Boston Celtics legend Bill Russell, who won 11 NBA titles and was a giant when it came to social justice, died Sunday at 88, his family said.
“We hope each of us can find a new way to act or speak up with Bill’s uncompromising, dignified, and always constructive commitment to principle,” the family said.
A Hall of Famer, five-time Most Valuable Player, and 12-time All-Star, Russell was voted the greatest player in the NBA history by basketball writers in 1980.
Professional sports has never seen a greater winner before nor since. Russell won 11 championships in his just 13 seasons as a professional player. That is crazy when you really think of it , the NBA named its Finals MVP award in his honor.
NBA commissioner Adam Silver called Russell “the greatest champion in all of team sports.”

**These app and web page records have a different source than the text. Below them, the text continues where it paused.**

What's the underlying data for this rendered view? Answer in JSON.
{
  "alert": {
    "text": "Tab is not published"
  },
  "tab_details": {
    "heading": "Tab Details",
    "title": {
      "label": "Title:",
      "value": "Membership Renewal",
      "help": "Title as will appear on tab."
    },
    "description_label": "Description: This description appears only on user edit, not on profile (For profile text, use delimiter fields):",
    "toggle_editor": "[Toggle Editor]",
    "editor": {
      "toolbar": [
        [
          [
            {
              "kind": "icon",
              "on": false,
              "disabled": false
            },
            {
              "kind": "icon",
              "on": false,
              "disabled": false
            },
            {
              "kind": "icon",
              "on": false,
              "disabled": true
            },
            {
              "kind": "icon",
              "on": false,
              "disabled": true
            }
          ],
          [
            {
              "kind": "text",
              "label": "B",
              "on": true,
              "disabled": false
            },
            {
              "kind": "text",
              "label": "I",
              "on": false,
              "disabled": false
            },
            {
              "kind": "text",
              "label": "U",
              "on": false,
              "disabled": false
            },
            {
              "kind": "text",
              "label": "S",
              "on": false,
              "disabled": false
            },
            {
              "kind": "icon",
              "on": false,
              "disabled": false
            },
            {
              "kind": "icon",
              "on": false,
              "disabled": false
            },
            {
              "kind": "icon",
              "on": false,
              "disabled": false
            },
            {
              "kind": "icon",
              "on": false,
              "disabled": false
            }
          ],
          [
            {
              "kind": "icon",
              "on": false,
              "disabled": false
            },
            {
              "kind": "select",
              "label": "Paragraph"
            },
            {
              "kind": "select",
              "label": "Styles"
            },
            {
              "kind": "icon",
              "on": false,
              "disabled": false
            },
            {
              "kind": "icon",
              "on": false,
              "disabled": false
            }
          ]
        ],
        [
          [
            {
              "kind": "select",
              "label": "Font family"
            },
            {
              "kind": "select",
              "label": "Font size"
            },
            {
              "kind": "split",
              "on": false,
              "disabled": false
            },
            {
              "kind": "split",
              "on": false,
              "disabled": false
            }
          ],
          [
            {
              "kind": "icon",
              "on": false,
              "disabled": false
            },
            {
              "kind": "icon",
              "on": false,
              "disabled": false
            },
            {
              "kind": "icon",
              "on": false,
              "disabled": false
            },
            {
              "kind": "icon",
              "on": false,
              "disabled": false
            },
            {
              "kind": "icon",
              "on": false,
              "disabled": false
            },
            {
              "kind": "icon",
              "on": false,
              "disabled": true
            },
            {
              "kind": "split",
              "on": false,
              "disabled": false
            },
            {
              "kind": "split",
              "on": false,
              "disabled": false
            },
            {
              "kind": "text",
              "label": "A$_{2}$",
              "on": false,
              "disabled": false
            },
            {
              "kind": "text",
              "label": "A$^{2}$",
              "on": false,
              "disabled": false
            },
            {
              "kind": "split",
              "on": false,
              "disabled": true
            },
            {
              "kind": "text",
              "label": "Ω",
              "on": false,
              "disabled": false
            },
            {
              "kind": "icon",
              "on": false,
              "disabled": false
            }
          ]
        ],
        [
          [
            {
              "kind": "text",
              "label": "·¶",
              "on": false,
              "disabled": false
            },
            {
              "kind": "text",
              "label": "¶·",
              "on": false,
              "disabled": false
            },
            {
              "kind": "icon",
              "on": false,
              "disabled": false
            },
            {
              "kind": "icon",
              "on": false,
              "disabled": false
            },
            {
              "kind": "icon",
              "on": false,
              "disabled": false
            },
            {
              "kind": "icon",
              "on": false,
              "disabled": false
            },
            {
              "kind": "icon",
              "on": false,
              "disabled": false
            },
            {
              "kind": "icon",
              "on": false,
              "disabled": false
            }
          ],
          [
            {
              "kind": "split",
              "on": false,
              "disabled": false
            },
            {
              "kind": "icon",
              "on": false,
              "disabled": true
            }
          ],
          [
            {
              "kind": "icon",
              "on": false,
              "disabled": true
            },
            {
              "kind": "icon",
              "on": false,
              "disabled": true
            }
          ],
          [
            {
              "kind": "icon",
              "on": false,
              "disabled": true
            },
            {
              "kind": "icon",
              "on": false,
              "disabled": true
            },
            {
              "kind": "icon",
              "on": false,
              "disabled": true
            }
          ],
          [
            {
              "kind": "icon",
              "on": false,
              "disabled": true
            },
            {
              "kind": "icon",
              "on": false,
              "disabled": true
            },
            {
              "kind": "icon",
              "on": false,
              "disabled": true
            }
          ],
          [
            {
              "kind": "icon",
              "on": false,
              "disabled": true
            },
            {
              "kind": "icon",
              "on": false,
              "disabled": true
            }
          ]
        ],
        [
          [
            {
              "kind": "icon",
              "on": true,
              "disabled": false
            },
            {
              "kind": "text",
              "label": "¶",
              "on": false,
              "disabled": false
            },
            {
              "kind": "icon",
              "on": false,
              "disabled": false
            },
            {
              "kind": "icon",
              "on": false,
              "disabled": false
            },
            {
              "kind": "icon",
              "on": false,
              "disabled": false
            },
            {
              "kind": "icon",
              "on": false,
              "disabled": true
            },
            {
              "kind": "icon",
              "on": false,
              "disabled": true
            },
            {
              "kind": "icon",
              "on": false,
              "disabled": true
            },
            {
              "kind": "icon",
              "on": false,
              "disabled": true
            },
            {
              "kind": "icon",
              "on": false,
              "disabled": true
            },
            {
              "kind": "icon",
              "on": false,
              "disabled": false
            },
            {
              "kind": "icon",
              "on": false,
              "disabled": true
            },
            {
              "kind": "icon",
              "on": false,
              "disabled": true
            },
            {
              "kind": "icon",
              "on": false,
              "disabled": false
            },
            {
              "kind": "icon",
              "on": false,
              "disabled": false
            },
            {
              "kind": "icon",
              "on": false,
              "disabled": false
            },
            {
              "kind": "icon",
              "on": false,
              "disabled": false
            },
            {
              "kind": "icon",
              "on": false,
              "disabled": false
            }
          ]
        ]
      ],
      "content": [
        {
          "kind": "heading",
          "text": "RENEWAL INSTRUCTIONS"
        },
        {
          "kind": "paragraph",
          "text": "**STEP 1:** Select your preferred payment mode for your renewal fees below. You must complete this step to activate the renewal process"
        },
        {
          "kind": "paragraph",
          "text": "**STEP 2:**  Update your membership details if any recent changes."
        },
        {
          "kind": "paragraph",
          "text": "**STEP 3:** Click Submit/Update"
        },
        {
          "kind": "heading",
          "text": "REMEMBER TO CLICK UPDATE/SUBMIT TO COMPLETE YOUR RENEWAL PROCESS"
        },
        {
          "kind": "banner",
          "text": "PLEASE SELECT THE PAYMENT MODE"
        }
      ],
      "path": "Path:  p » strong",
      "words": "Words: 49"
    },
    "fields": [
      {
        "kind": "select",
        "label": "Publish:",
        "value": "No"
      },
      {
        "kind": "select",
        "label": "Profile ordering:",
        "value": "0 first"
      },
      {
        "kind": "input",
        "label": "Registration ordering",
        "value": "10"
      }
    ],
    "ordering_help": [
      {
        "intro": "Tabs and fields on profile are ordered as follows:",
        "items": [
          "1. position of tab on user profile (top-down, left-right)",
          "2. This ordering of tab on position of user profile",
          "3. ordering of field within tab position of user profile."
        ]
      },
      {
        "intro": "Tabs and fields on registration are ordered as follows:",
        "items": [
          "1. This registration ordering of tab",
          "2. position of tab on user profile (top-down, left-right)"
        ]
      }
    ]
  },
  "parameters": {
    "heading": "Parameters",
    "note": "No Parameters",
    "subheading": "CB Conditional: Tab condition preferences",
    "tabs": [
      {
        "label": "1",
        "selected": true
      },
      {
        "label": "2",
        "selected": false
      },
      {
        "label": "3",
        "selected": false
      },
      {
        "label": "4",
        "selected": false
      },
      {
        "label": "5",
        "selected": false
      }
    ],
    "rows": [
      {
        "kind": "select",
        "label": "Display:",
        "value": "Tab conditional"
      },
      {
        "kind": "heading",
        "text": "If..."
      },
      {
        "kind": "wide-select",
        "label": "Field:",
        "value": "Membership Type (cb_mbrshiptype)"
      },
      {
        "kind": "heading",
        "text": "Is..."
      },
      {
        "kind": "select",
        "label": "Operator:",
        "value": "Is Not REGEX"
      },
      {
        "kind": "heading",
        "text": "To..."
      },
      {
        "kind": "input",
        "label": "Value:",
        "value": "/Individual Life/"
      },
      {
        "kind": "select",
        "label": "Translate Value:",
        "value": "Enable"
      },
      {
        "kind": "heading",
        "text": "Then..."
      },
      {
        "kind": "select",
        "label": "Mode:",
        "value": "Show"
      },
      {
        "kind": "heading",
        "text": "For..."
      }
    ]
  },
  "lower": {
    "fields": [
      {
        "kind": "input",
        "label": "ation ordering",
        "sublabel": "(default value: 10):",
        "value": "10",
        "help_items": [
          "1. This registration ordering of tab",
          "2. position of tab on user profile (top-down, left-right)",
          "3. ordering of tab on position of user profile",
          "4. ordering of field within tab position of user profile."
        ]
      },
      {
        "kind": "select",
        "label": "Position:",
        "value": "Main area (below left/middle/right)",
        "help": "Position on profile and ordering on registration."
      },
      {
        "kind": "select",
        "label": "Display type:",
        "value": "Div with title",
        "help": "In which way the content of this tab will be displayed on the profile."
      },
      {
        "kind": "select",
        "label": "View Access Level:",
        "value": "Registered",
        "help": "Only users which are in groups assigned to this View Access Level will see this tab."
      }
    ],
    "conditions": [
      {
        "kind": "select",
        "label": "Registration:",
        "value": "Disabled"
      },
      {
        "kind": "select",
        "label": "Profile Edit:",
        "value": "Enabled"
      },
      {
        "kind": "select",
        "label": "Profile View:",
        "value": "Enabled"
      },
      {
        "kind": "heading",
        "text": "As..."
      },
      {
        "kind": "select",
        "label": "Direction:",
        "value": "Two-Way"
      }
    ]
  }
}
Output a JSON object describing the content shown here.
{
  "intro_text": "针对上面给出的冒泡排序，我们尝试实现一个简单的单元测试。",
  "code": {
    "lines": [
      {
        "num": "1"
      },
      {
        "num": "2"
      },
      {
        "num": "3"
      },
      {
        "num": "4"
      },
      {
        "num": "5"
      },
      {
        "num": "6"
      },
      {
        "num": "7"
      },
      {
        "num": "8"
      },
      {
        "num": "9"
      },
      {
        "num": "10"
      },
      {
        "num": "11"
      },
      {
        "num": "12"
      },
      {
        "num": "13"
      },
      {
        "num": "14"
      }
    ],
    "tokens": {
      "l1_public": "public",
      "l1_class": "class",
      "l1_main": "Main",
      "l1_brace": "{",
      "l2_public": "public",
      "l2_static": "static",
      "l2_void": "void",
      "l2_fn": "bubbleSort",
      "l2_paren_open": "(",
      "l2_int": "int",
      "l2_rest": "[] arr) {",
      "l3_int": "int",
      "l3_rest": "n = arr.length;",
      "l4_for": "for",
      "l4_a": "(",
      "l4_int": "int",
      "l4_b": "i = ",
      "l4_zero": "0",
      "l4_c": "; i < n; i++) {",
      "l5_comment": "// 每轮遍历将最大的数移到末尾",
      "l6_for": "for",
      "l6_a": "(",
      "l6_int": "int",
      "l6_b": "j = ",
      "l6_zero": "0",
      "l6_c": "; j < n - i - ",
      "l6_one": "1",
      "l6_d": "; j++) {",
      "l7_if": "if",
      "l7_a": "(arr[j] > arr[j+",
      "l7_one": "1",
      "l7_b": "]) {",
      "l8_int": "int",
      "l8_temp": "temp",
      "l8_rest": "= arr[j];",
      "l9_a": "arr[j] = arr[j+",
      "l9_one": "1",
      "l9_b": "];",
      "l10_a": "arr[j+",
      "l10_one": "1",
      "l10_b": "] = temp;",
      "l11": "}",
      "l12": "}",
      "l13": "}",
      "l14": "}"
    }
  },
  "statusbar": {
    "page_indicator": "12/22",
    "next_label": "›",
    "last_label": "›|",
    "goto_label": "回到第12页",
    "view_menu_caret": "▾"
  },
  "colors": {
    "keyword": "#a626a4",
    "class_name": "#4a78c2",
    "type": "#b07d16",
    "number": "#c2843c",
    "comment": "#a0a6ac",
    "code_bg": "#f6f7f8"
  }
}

I am more proud of the champion Russell was off the court. We have all seen the iconic photo of the black power Summit, with Russell, Alcindor, Jim Brown among others. Russell was a champion for social justice. He fought the biggest fight of his life and he won at that too. Four years ago I spoke with author Gary Pomerantz on my radio show, who filled me in on the hate Russell had to deal with while playing for the Celtics in his book “The Last Pass” . The book was about Celtic teammate Bob Cousy who was aware of the racism Russell felt and his regret for not supporting his black teammate more. Yes, you had people in the very city he was winning championships for who still thought of him as less of a man because of the color of his skin. Through it all he persevered. I encourage everyone to listen to Gary tell the truth about what Bill Russell fought while winning championships in Boston. He carried a whole city on his back while fighting America’s biggest sickness. Racism, a fight that continues today. All of us should thank Bill Russell today.